Hundreds of people who support the restoration of the Biafran territories in southeastern Nigeria have taken to the streets of Delta State and Anambra state, calling for the release of people, including pro-Biafran leader Nnamdi Kanu and former governor of Delta State James Ibori. Kanu is the leader of Indigenous People of Biafra (Ipob) and is the director of the London-based radio station Radio Biafra, which the Nigerian government has deemed illegal. He was arrested early in October in Lagos and, according to the Nigeria's state-security service (DSS), he was released on bail.
Many pro-Biafrans, however, have alleged that Kanu is still being detained by the DSS despite the fact that a bail verdict had been issued by the Magistrate Court in Abuja. The same allegations were made by members of a leading NGO in Abuja and the intelligence, who both spoke to IBTimes UK on condition of anonymity as they had not been authorised to publicly comment on the issue.
Protesters are also calling for the release of other people, including Ibori, who was arrested in London and sentenced to 12 years in jail in 2012 after pleading guilty to at least 10 counts of money laundering and fraud.
A member of Ipob, who spoke to IBTimes UK on conditions of anonymity, said that Ibori's arrest is "a case of hypocrisy" and alleged that the British government does not target Nigerians who come from the north.
The source said: "Ibori's is a case of conspiracy and blatant hypocrisy on the side of the British government. How about other Nigerian politicians of northern extraction who have laundered public funds and starched it away in far away UK?"
The same source alleged that a vigilante group guarding Ochanga market in Onitsha shot at the protesters. Other reports, however, claim at least one Ipob member was shot dead by the Anambra police. An image of the alleged dead man (see below) is circulating on social media.
This is not the first time that pro-Biafrans have accused the police of violence against them. The police denied the claims, while rights group Amnesty International said in an exclusive report by IBTimes UK that there is "credible evidence that pro-Biafran separatists in Nigeria are targeted by police".

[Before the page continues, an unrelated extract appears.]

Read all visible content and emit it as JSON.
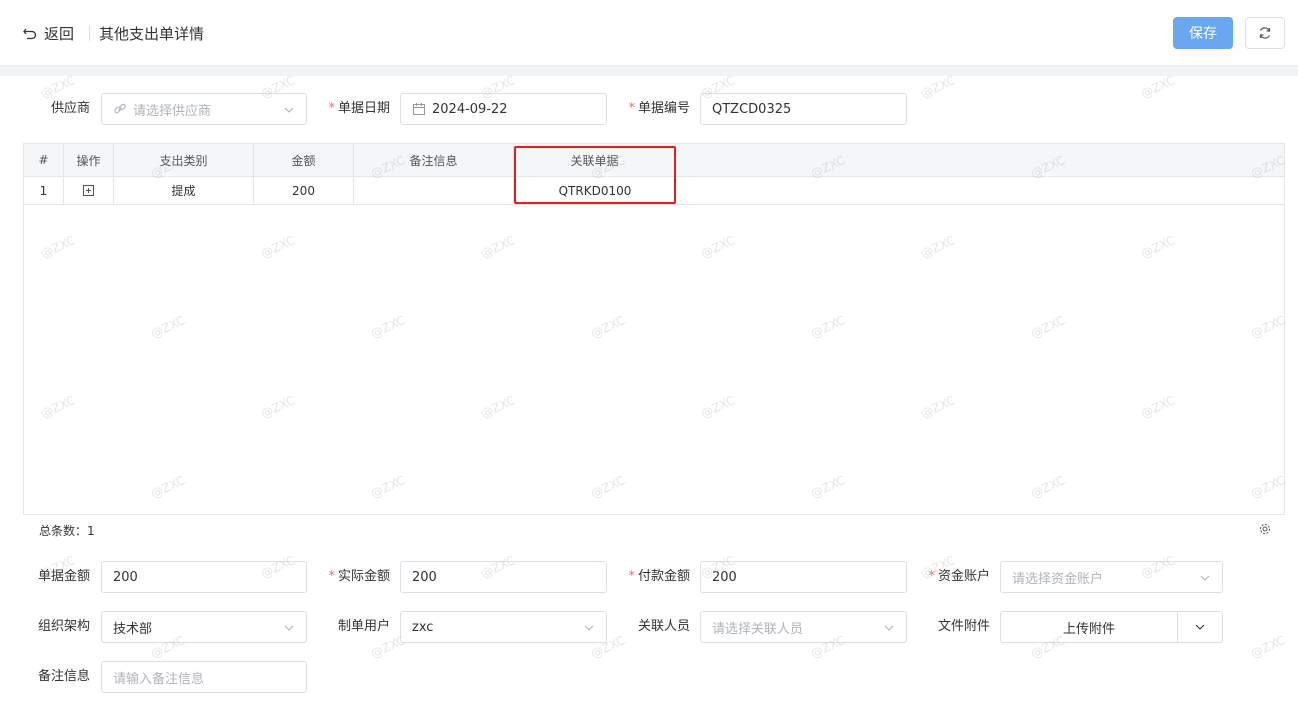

IBTimes UK tried to contact police in Onitsha, but has not received a response at the time of publishing. In a previous interview, public relations officer for the police in Anambra state, Oleehkukyu Ali, told IBTimes UK that police have nothing against pro-Biafrans.
He said: "Our country provides freedom of association, speech and movement. But groups have to behave peacefully. Police in Anambra are operating a very open policy and leaders of groups should engage with us and let us know what they are doing so we are aware of protests."
It is believed that protests caused traffic jam and prompted some businesses in Onitsha to close.
After the end of the British rule in 1960, Nigeria consisted of territories that were not part of the nation before the colonisation, resulting in escalating tensions among the communities.
People in the Eastern Region − a former federal division of Nigeria with capital Enugu − mainly from the Igbo community, wanted to secede due to ethnic, religious and economic differences with other communities in Nigeria. The Eastern Region gained independence and was proclaimed itself the Republic of Biafra following two coup d'etats in 1966 and 1967.
The fact that Nigeria's oil was located in the south of the country played a major role in the eruption of the war, during which medicine and food shortages in Biafra led to the death of millions of people.
Biafra has been commonly divided into four main "tribes" − the Igbos, the Ibibio-Efiks, the Ijaws and the Ogojas. The modern-day states that make up Biafra from the eastern region and midwest are: Anambra, Enugu, Imo, Delta, Bayelsa, Abia, Cross River, Akwa-Ibom, Rivers, Ebonyi, southern part of Ondo State, Igbanke in Edo State and southern part of Benue State.